Now that the tech and startup communities are paying attention, the biggest task for Shiftgig executives is figuring out how to become profitable while still keeping the site free for job candidates. Although the startup currently lacks any revenue stream, they don’t expect that to be an issue for long.
“The natural choice is to monetize on the employer side. We want to be this job marketplace slash community, so people can come here and exchange ideas and references,” Casey said.
Employers may not be opposed to footing the bill if it means saving time and finding the right fit.
Phil Siudak, General Manager at Chicago Cut steakhouse, uses Shiftgig to avoid being flooded with resumes.
“Instead of having 10,000 resumes come in, we can actually go in and find what we are looking for, which is a great tool,” said Siudak, who recently posted a bartender job on Craigslist and received resumes from people with a wide spectrum of experience.
With Shiftgig, Siudak can contact only those who fit his search criteria. He uses other resources only when he can’t find someone qualified on the site. But it still isn’t as effective, he said.
Siudak said job candidates are the ones who will really drive the success of Shiftgig. The more qualified workers who participate, the better the platform is for the employers. And as long as there are open positions, candidates will continue to look on the website for opportunities.
Kylie Harwan, 24, was looking on Craigslist for a job when moving to Chicago from Omaha. During a standard search, she found a posting for a serving position with a green Shiftgig button. She went to the website and filled out a profile.
“I think the great thing is instead of sending a resume to a place through email, you get a feel about who the person is, so they can get to know me better, instead of just seeing my experience on a piece of paper,” Harwan said.
She appreciated the chance to provide potential employers with more detailed information about herself, as well as the ease of submitting an application. And she ended up landing a job.
The concept seems to be working on both sides.
“We’re providing a better system for both parties to find the right fit,” Casey said.
Shiftgig is averaging 8,000 new users each week in nine cities and a variety of industries. Initially focused on the restaurant, bar and entertainment sectors, it recently expanded to include retail operations as well.
In the beginning, they would celebrate those milestones along the way – taking a group picture when the met 5,000 users just six months ago. Now the team is working to figure out where the site is going next as they approach 250,000 users. They hope to reach 1 million users by the end of this year.
“Ultimately it comes down to user experience and it’s a great user experience,” Lou said. “If people have a good experience and see opportunities for employment, they will tell their friends.”
For now, they are focusing on continuing to improve the product.

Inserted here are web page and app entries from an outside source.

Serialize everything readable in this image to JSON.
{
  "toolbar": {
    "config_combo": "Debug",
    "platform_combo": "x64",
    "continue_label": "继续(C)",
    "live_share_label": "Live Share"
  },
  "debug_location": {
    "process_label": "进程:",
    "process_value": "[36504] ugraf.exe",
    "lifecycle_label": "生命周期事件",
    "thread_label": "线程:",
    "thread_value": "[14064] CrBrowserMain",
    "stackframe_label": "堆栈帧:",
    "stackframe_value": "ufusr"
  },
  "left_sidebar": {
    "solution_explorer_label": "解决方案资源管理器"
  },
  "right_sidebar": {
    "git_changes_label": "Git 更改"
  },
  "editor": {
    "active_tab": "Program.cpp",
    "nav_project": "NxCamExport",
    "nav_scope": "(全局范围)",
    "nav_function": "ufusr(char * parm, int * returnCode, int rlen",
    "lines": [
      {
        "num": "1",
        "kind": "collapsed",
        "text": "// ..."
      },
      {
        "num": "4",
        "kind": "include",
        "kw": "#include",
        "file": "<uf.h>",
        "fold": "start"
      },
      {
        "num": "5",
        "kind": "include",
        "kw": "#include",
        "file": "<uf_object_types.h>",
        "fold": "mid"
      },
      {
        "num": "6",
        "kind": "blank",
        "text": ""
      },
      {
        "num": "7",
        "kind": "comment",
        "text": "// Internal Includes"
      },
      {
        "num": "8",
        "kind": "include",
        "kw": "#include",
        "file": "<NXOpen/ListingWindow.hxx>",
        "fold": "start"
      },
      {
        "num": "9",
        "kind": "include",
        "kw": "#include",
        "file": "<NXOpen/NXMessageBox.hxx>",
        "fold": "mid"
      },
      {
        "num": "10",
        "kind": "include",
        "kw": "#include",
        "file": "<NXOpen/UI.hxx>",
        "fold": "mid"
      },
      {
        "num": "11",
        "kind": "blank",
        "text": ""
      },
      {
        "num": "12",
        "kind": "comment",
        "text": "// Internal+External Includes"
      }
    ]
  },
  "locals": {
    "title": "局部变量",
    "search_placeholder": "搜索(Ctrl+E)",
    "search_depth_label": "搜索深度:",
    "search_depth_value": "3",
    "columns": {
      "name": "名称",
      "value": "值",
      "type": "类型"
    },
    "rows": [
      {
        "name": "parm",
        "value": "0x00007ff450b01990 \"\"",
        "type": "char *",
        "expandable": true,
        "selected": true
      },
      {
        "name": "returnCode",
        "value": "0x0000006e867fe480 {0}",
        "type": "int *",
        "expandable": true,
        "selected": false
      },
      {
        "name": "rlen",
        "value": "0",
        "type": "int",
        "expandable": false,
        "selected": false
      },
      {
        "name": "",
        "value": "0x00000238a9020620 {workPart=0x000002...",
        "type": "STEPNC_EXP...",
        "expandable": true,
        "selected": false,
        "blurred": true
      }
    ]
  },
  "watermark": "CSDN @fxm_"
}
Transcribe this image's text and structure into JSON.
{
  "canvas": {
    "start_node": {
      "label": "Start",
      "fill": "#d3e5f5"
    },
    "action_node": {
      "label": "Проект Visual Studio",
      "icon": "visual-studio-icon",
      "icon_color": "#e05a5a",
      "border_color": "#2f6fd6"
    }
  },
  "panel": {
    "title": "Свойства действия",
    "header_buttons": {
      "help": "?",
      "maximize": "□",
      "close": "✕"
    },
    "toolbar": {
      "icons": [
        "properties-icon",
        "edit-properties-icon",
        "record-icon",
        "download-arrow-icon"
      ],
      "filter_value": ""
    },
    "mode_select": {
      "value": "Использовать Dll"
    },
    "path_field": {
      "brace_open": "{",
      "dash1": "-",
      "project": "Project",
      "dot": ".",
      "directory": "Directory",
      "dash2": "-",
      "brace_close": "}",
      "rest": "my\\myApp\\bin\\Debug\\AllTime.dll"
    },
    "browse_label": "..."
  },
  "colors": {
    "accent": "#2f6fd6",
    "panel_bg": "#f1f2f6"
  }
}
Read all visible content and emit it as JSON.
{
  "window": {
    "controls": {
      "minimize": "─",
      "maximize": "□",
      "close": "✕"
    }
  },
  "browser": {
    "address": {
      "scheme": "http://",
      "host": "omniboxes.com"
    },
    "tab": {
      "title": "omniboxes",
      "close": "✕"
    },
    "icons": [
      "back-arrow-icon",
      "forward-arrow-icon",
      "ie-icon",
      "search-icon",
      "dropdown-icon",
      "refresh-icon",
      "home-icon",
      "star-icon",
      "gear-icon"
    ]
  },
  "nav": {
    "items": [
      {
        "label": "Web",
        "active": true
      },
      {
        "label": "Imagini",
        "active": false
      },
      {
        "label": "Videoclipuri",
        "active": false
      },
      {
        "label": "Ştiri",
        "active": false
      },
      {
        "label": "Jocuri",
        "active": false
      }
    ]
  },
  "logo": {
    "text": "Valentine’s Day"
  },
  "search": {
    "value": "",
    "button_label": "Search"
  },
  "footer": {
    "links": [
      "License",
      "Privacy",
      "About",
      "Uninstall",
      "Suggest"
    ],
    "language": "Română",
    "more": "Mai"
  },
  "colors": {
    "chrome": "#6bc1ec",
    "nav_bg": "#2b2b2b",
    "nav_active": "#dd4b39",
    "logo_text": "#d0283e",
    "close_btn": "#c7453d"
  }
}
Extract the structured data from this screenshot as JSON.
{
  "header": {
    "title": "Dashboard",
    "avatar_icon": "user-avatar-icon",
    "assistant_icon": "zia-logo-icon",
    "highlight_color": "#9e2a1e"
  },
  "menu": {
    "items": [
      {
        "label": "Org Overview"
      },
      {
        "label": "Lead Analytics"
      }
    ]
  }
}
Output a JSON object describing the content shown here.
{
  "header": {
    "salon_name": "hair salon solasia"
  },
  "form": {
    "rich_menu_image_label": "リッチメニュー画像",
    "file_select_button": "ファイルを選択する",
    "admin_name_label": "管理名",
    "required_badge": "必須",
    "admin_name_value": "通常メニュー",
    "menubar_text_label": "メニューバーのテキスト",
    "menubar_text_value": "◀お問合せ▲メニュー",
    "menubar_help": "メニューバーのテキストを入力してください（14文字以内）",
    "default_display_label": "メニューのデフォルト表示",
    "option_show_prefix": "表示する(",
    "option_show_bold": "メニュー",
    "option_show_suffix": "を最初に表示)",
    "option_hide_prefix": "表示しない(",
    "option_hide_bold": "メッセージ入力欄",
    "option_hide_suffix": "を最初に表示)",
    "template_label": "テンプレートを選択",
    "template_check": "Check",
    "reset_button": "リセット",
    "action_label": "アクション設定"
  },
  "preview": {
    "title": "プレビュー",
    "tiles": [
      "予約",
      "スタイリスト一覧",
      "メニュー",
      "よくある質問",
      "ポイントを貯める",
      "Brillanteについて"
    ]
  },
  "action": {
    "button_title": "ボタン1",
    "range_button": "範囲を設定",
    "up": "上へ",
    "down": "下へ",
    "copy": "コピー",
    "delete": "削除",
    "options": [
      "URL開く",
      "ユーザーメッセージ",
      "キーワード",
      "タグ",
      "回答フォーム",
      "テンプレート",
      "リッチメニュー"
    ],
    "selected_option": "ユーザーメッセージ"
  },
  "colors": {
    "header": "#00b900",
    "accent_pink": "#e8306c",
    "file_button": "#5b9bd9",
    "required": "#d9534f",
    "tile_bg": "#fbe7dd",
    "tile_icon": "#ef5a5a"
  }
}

“We’ve gathered a wish list of features that both employers and candidates would like to see, and so we’re adding those features in, trying to make it better. We were relatively shoe-string before,” Lou said.
And after that?
“What my partners, Sean, Jeff and I want to do is build a great company and we want to build it quickly,” Lou said.
If it doesn’t work out, at least they will know where to look for the next gig.